**MATERIAL FOR THE TASK:**
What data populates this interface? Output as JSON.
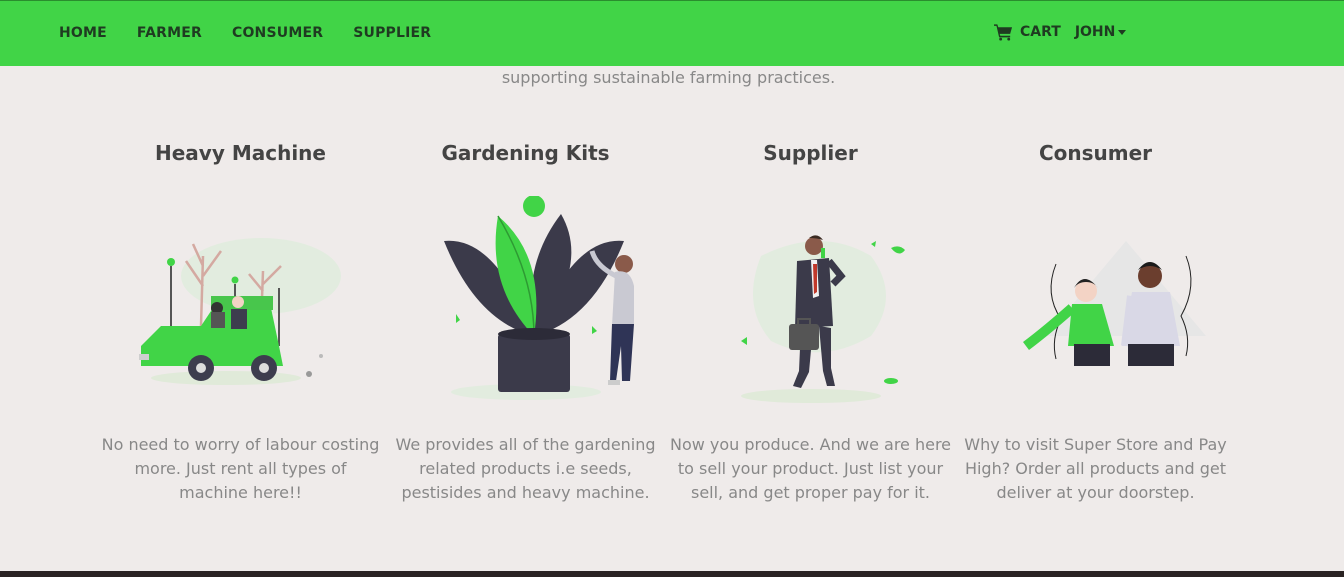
{
  "nav": {
    "links": [
      "HOME",
      "FARMER",
      "CONSUMER",
      "SUPPLIER"
    ],
    "cart_label": "CART",
    "user_label": "JOHN"
  },
  "intro_text": "supporting sustainable farming practices.",
  "cards": [
    {
      "title": "Heavy Machine",
      "description": "No need to worry of labour costing more. Just rent all types of machine here!!"
    },
    {
      "title": "Gardening Kits",
      "description": "We provides all of the gardening related products i.e seeds, pestisides and heavy machine."
    },
    {
      "title": "Supplier",
      "description": "Now you produce. And we are here to sell your product. Just list your sell, and get proper pay for it."
    },
    {
      "title": "Consumer",
      "description": "Why to visit Super Store and Pay High? Order all products and get deliver at your doorstep."
    }
  ],
  "colors": {
    "brand_green": "#41d447",
    "background": "#efebea",
    "text_dark": "#1f3b21"
  },
  "icons": {
    "cart": "shopping-cart-icon",
    "user_menu": "caret-down-icon"
  }
}
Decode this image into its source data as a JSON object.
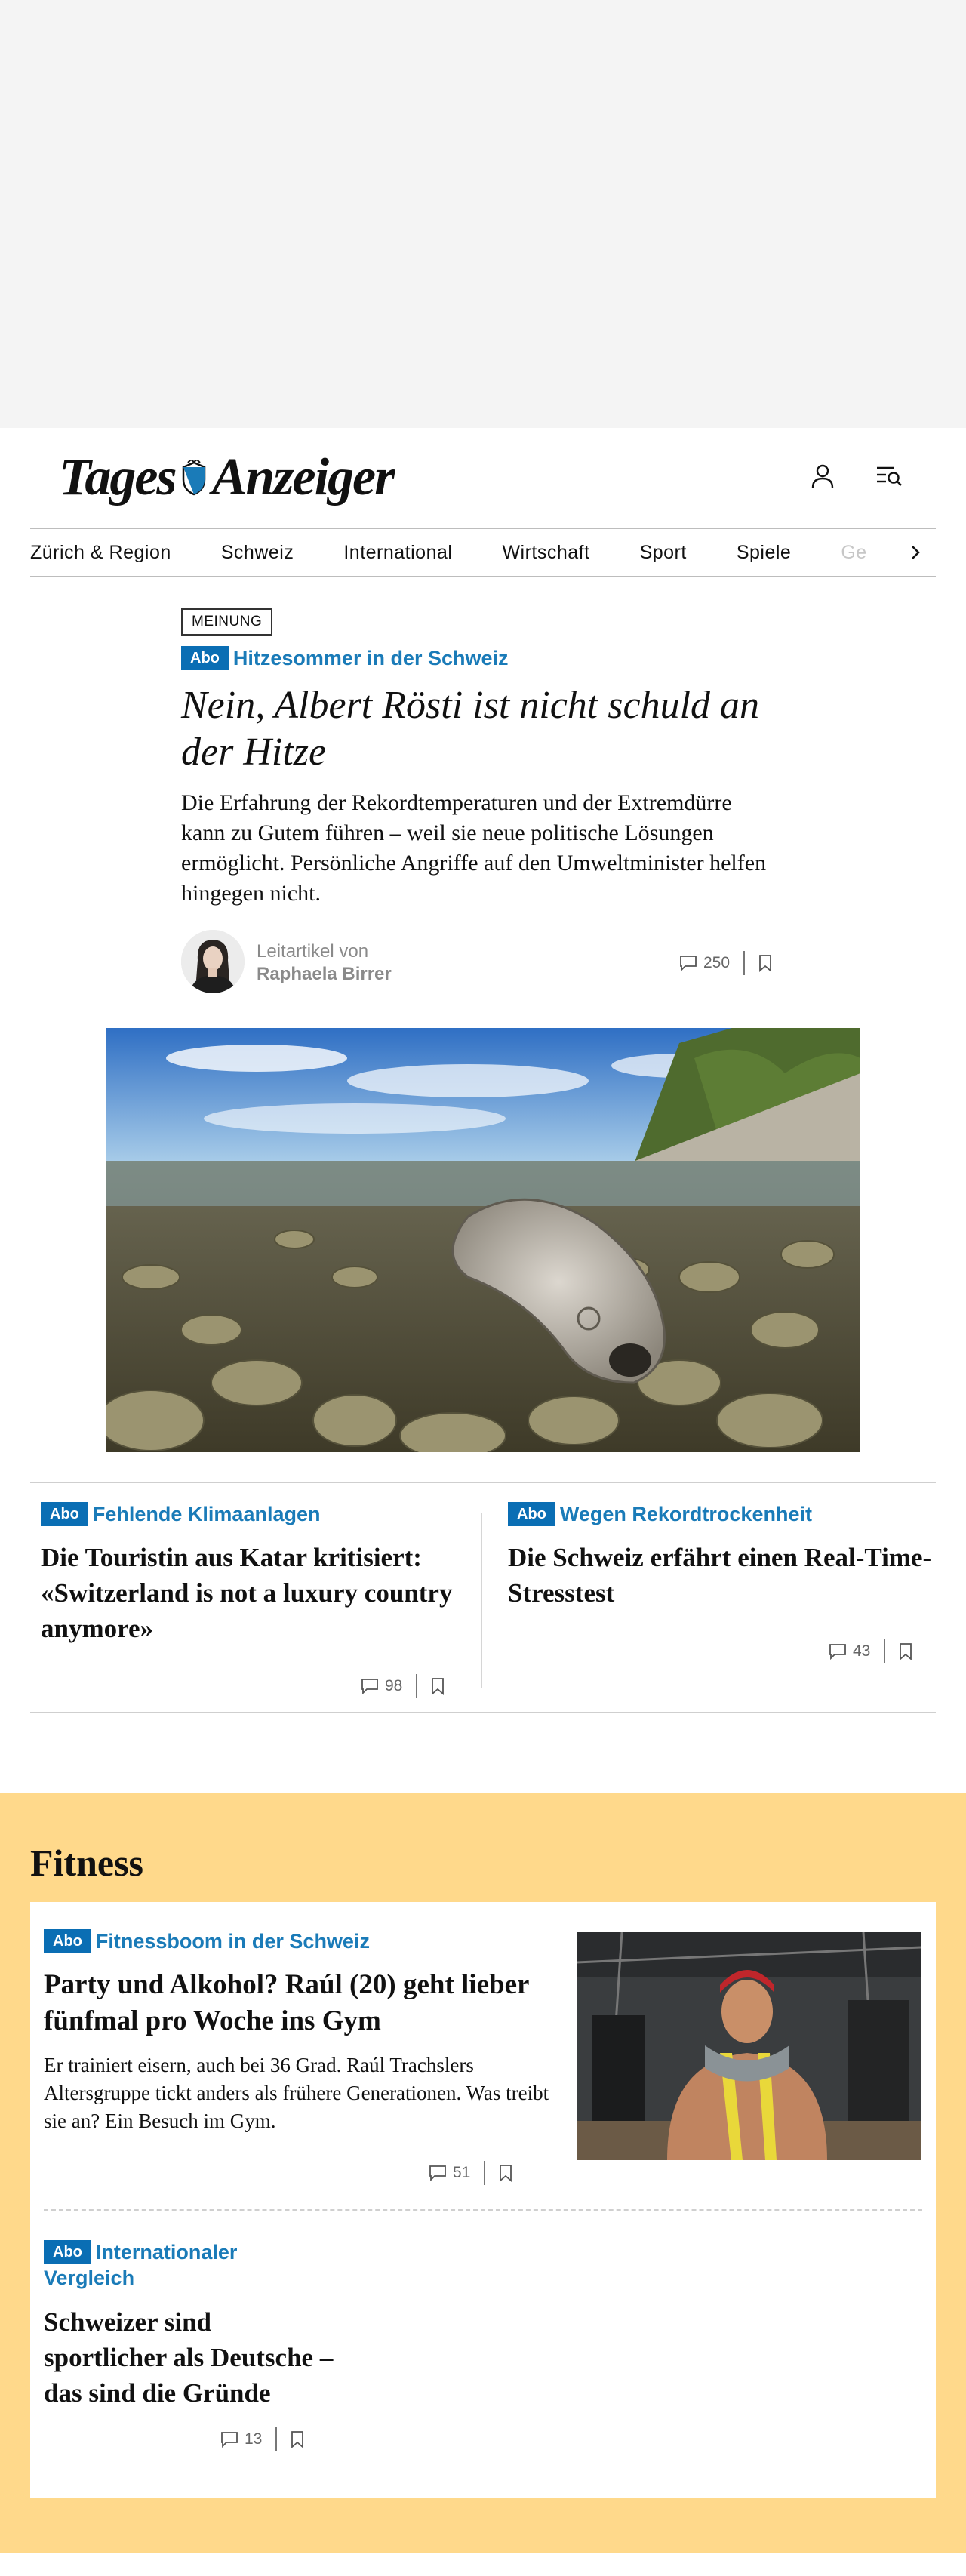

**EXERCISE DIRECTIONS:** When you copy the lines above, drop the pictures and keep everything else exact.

**RESULT FOR THIS EXERCISE:**
What data populates this interface? Output as JSON.
{
  "nav": {
    "links": [
      "HOME",
      "FARMER",
      "CONSUMER",
      "SUPPLIER"
    ],
    "cart_label": "CART",
    "user_label": "JOHN"
  },
  "intro_text": "supporting sustainable farming practices.",
  "cards": [
    {
      "title": "Heavy Machine",
      "description": "No need to worry of labour costing more. Just rent all types of machine here!!"
    },
    {
      "title": "Gardening Kits",
      "description": "We provides all of the gardening related products i.e seeds, pestisides and heavy machine."
    },
    {
      "title": "Supplier",
      "description": "Now you produce. And we are here to sell your product. Just list your sell, and get proper pay for it."
    },
    {
      "title": "Consumer",
      "description": "Why to visit Super Store and Pay High? Order all products and get deliver at your doorstep."
    }
  ],
  "colors": {
    "brand_green": "#41d447",
    "background": "#efebea",
    "text_dark": "#1f3b21"
  },
  "icons": {
    "cart": "shopping-cart-icon",
    "user_menu": "caret-down-icon"
  }
}
Decode this image into its source data as a JSON object.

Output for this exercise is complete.